Rapid7 is easy to learn to use. After using a Rapid7 solution, Tenable and the others seem needlessly complex. Another advantage is its integration into Metasploit Pro. If you buy both products, you can use Metasploit Pro to demonstrate a vulnerability. You should do this with caution, but since people frequently will question how big of a problem a finding really is, Metasploit integration helps you demonstrate the issue in a very real way.
Rapid7’s downsides are scalability and accuracy. Nexpose does not scale well to enterprise environments. When I ran it in an enterprise setting with 30,000 hosts, it struggled under the load. For a few hundred hosts, it’s fine.
Regarding accuracy, Rapid7 queries the registry on Windows systems or the package database on Unix and Unix-like systems, but it doesn’t dig into the filesystem. This gives you faster scan times, which is nice. But it also means it doesn’t find partially-applied patches that left vulnerable components behind. These false negatives are problematic.
When you evaluate a Rapid7 solution against others in a lab environment, be sure to use older existing systems in your test. The best way to do this is to intercept some decommissioned workstations and servers before your infrastructure teams send them off for disposal. A good test needs to include systems that suffered through years of patching and upgrading.
Rapid7 does not offer free training, so this offsets some of the cost advantage.
Retina is Tenable’s biggest competitor in the government space. Like Rapid7 Nexpose, Retina is fine for small networks. It’s fine for government use because the government and military tend to use lots of small interconnected networks. Like Nessus, Retina is more of a solution for one-off scans than for full-blown vulnerability management.
Retina’s accuracy on Windows systems is pretty good. In my experience, it did find partially applied Windows patches and when I resolved them, it saw the difference. Retina’s pricing also tends to be very good, at least in the government space.
I found it didn’t do a very good job of evaluating Linux systems. It had a tendency to misidentify Debian-based systems as printers. This is problematic since Kali Linux is Debian-based. You don’t want to misidentify a rogue Kali system as a printer and ignore it.
If you’re stuck with Retina, be sure to investigate any printer it finds to ensure it actually is a printer. Better yet, re-scan the network with another solution to get a second opinion.
Tenable competitors: In conclusion
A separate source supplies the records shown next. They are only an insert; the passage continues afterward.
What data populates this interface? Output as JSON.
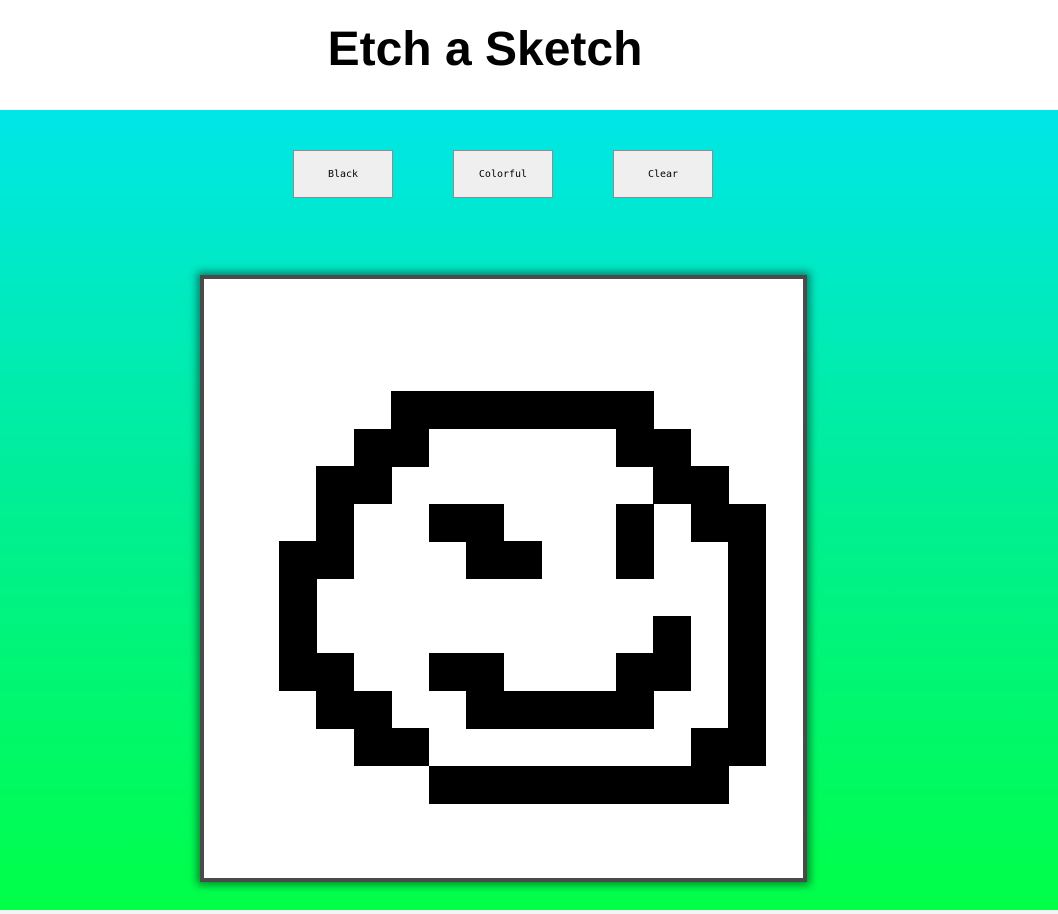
{
  "header": {
    "title": "Etch a Sketch"
  },
  "controls": {
    "black_label": "Black",
    "colorful_label": "Colorful",
    "clear_label": "Clear"
  },
  "board": {
    "grid_size": 16,
    "background_color": "#ffffff",
    "ink_color": "#000000",
    "filled_cells": [
      [
        3,
        5
      ],
      [
        3,
        6
      ],
      [
        3,
        7
      ],
      [
        3,
        8
      ],
      [
        3,
        9
      ],
      [
        3,
        10
      ],
      [
        3,
        11
      ],
      [
        4,
        4
      ],
      [
        4,
        5
      ],
      [
        4,
        11
      ],
      [
        4,
        12
      ],
      [
        5,
        3
      ],
      [
        5,
        4
      ],
      [
        5,
        12
      ],
      [
        5,
        13
      ],
      [
        6,
        3
      ],
      [
        6,
        6
      ],
      [
        6,
        7
      ],
      [
        6,
        11
      ],
      [
        6,
        13
      ],
      [
        6,
        14
      ],
      [
        7,
        2
      ],
      [
        7,
        3
      ],
      [
        7,
        7
      ],
      [
        7,
        8
      ],
      [
        7,
        11
      ],
      [
        7,
        14
      ],
      [
        8,
        2
      ],
      [
        8,
        14
      ],
      [
        9,
        2
      ],
      [
        9,
        12
      ],
      [
        9,
        14
      ],
      [
        10,
        2
      ],
      [
        10,
        3
      ],
      [
        10,
        6
      ],
      [
        10,
        7
      ],
      [
        10,
        11
      ],
      [
        10,
        12
      ],
      [
        10,
        14
      ],
      [
        11,
        3
      ],
      [
        11,
        4
      ],
      [
        11,
        7
      ],
      [
        11,
        8
      ],
      [
        11,
        9
      ],
      [
        11,
        10
      ],
      [
        11,
        11
      ],
      [
        11,
        14
      ],
      [
        12,
        4
      ],
      [
        12,
        5
      ],
      [
        12,
        13
      ],
      [
        12,
        14
      ],
      [
        13,
        6
      ],
      [
        13,
        7
      ],
      [
        13,
        8
      ],
      [
        13,
        9
      ],
      [
        13,
        10
      ],
      [
        13,
        11
      ],
      [
        13,
        12
      ],
      [
        13,
        13
      ]
    ]
  }
}
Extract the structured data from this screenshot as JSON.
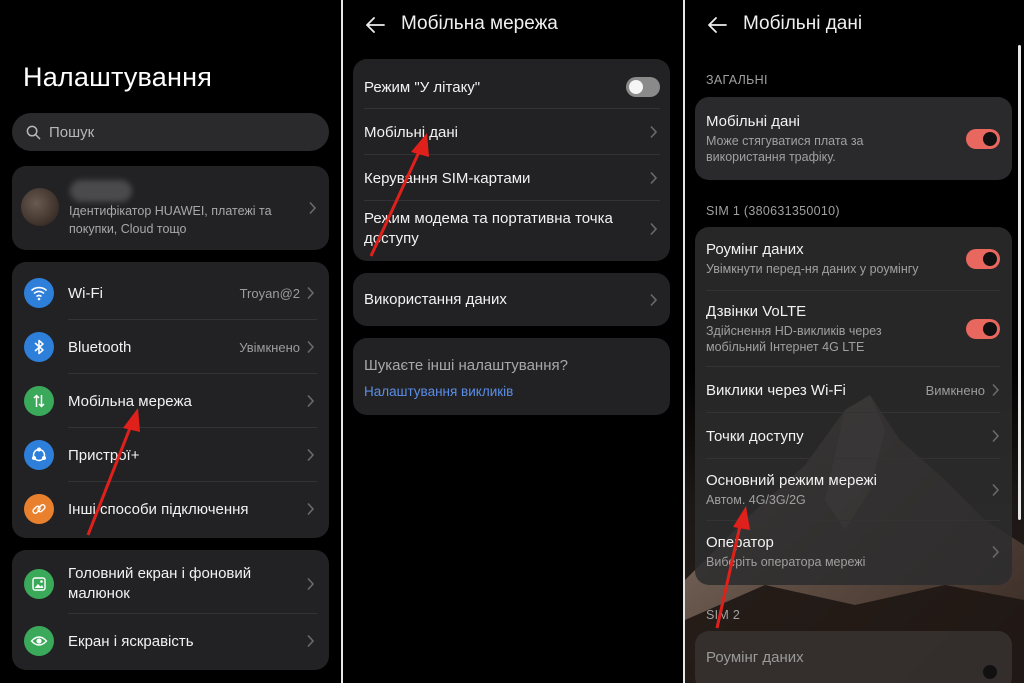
{
  "panel1": {
    "title": "Налаштування",
    "search_placeholder": "Пошук",
    "account": {
      "description": "Ідентифікатор HUAWEI, платежі та покупки, Cloud тощо"
    },
    "group1": [
      {
        "label": "Wi-Fi",
        "value": "Troyan@2",
        "icon": "wifi-icon",
        "color": "#2e7fd9"
      },
      {
        "label": "Bluetooth",
        "value": "Увімкнено",
        "icon": "bluetooth-icon",
        "color": "#2e7fd9"
      },
      {
        "label": "Мобільна мережа",
        "value": "",
        "icon": "mobile-network-icon",
        "color": "#3aa95a"
      },
      {
        "label": "Пристрої+",
        "value": "",
        "icon": "devices-plus-icon",
        "color": "#2e7fd9"
      },
      {
        "label": "Інші способи підключення",
        "value": "",
        "icon": "link-icon",
        "color": "#e8802d"
      }
    ],
    "group2": [
      {
        "label": "Головний екран і фоновий малюнок",
        "icon": "wallpaper-icon",
        "color": "#3aa95a"
      },
      {
        "label": "Екран і яскравість",
        "icon": "eye-icon",
        "color": "#3aa95a"
      }
    ]
  },
  "panel2": {
    "title": "Мобільна мережа",
    "card1": [
      {
        "label": "Режим \"У літаку\"",
        "type": "switch",
        "on": false
      },
      {
        "label": "Мобільні дані",
        "type": "link"
      },
      {
        "label": "Керування SIM-картами",
        "type": "link"
      },
      {
        "label": "Режим модема та портативна точка доступу",
        "type": "link"
      }
    ],
    "card2": [
      {
        "label": "Використання даних",
        "type": "link"
      }
    ],
    "card3": {
      "question": "Шукаєте інші налаштування?",
      "link": "Налаштування викликів"
    }
  },
  "panel3": {
    "title": "Мобільні дані",
    "section_general": "ЗАГАЛЬНІ",
    "general": {
      "label": "Мобільні дані",
      "sublabel": "Може стягуватися плата за використання трафіку.",
      "on": true
    },
    "section_sim1": "SIM 1 (380631350010)",
    "sim1": [
      {
        "label": "Роумінг даних",
        "sublabel": "Увімкнути перед-ня даних у роумінгу",
        "type": "switch",
        "on": true
      },
      {
        "label": "Дзвінки VoLTE",
        "sublabel": "Здійснення HD-викликів через мобільний Інтернет 4G LTE",
        "type": "switch",
        "on": true
      },
      {
        "label": "Виклики через Wi-Fi",
        "value": "Вимкнено",
        "type": "link"
      },
      {
        "label": "Точки доступу",
        "type": "link"
      },
      {
        "label": "Основний режим мережі",
        "sublabel": "Автом. 4G/3G/2G",
        "type": "link"
      },
      {
        "label": "Оператор",
        "sublabel": "Виберіть оператора мережі",
        "type": "link"
      }
    ],
    "section_sim2": "SIM 2",
    "sim2": [
      {
        "label": "Роумінг даних",
        "type": "switch",
        "on": false
      }
    ]
  },
  "colors": {
    "accent_link": "#5b8ee6",
    "switch_on": "#e8675e",
    "arrow": "#e0201b",
    "card_bg": "#222224"
  }
}
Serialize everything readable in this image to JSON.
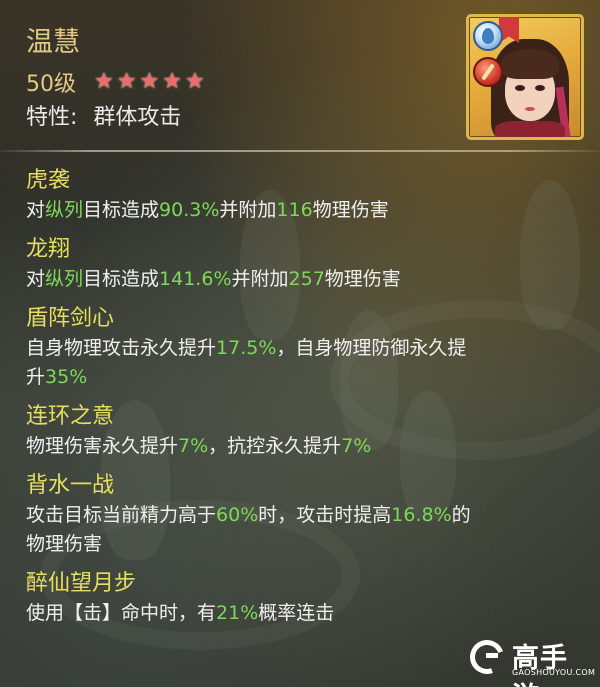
{
  "hero": {
    "name": "温慧",
    "level": "50级",
    "stars": 5,
    "trait_label": "特性:",
    "trait_value": "群体攻击",
    "star_color": "#f06a6a"
  },
  "portrait": {
    "element_icon": "water-drop-icon",
    "weapon_icon": "weapon-icon"
  },
  "skills": [
    {
      "name": "虎袭",
      "desc": [
        {
          "t": "对"
        },
        {
          "t": "纵列",
          "hl": true
        },
        {
          "t": "目标造成"
        },
        {
          "t": "90.3%",
          "hl": true
        },
        {
          "t": "并附加"
        },
        {
          "t": "116",
          "hl": true
        },
        {
          "t": "物理伤害"
        }
      ]
    },
    {
      "name": "龙翔",
      "desc": [
        {
          "t": "对"
        },
        {
          "t": "纵列",
          "hl": true
        },
        {
          "t": "目标造成"
        },
        {
          "t": "141.6%",
          "hl": true
        },
        {
          "t": "并附加"
        },
        {
          "t": "257",
          "hl": true
        },
        {
          "t": "物理伤害"
        }
      ]
    },
    {
      "name": "盾阵剑心",
      "desc": [
        {
          "t": "自身物理攻击永久提升"
        },
        {
          "t": "17.5%",
          "hl": true
        },
        {
          "t": "，自身物理防御永久提"
        },
        {
          "br": true
        },
        {
          "t": "升"
        },
        {
          "t": "35%",
          "hl": true
        }
      ]
    },
    {
      "name": "连环之意",
      "desc": [
        {
          "t": "物理伤害永久提升"
        },
        {
          "t": "7%",
          "hl": true
        },
        {
          "t": "，抗控永久提升"
        },
        {
          "t": "7%",
          "hl": true
        }
      ]
    },
    {
      "name": "背水一战",
      "desc": [
        {
          "t": "攻击目标当前精力高于"
        },
        {
          "t": "60%",
          "hl": true
        },
        {
          "t": "时，攻击时提高"
        },
        {
          "t": "16.8%",
          "hl": true
        },
        {
          "t": "的"
        },
        {
          "br": true
        },
        {
          "t": "物理伤害"
        }
      ]
    },
    {
      "name": "醉仙望月步",
      "desc": [
        {
          "t": "使用【击】命中时，有"
        },
        {
          "t": "21%",
          "hl": true
        },
        {
          "t": "概率连击"
        }
      ]
    }
  ],
  "watermark": {
    "name": "高手游",
    "site": "GAOSHOUYOU.COM"
  },
  "colors": {
    "name": "#e2c987",
    "skill_name": "#e8de5e",
    "highlight": "#7ed85a",
    "text": "#f0f0f0",
    "portrait_frame": "#e0b84a"
  }
}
Although some people argue that vulnerability management has become a commodity, I don’t see it just yet. There are still several differentiators among both Tenable and Tenable competitors that mean you can’t just change one for the other without losing something. You may gain something too. But if you just buy the cheapest solution each year so you can tell regulators you scan your network every quarter, it’s going to catch up with you.
To find the best solution, you really need to evaluate them using a lab consisting of recently decommissioned systems. Or better yet, tell your sales rep you want a 60- or 90-day proof of concept evaluation that consists of deploying it in your production environment so you can scan real systems with each solution you want to evaluate.
Over the course of 2-3 patch cycles, you should be able to see the differences between the various platforms so you can make a good decision that will stand the test of time.